» TASK
From the entries below, gather every line containing the string "Konversi".

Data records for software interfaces
+===+

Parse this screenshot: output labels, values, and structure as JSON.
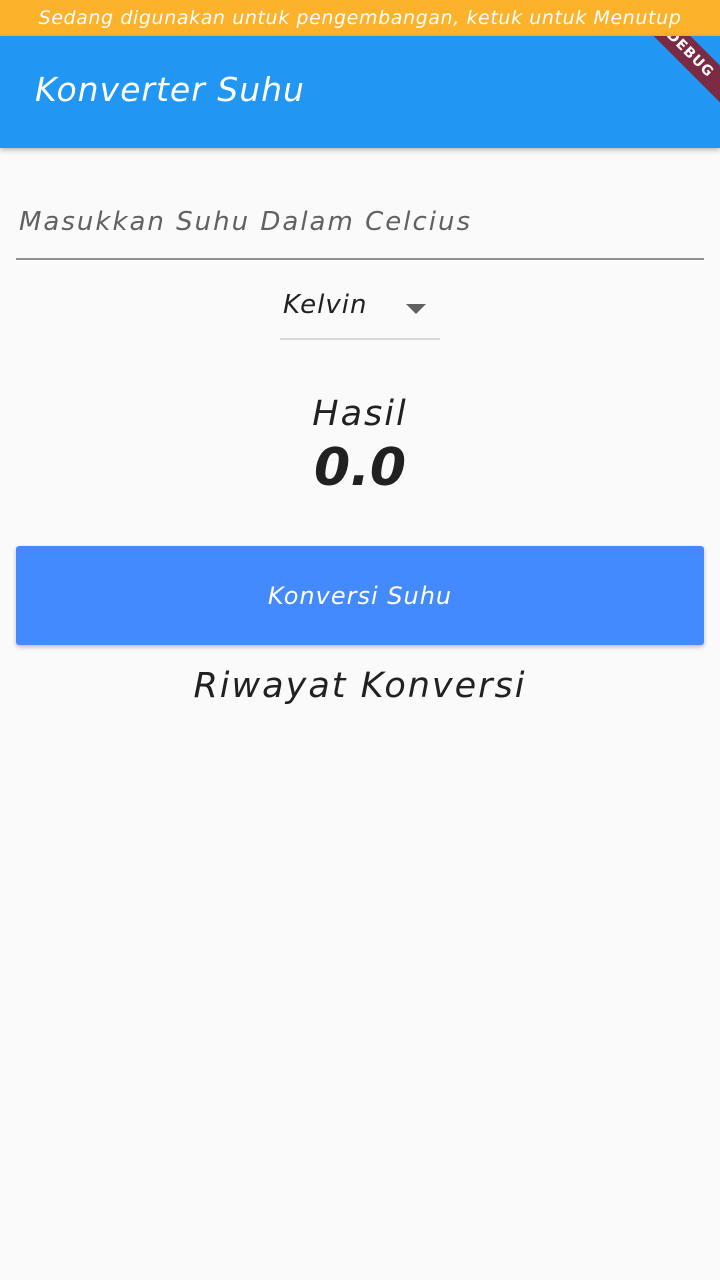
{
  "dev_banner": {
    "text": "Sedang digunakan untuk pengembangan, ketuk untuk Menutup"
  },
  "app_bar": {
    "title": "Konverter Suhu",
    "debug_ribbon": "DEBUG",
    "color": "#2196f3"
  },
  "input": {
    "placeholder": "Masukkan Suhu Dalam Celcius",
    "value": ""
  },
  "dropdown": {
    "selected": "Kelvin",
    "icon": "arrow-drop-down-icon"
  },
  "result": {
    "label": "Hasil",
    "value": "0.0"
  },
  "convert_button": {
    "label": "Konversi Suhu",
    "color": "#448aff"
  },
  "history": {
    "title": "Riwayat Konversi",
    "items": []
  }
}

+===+

» FINAL ANSWER
    "label": "Konversi Suhu",
    "title": "Riwayat Konversi",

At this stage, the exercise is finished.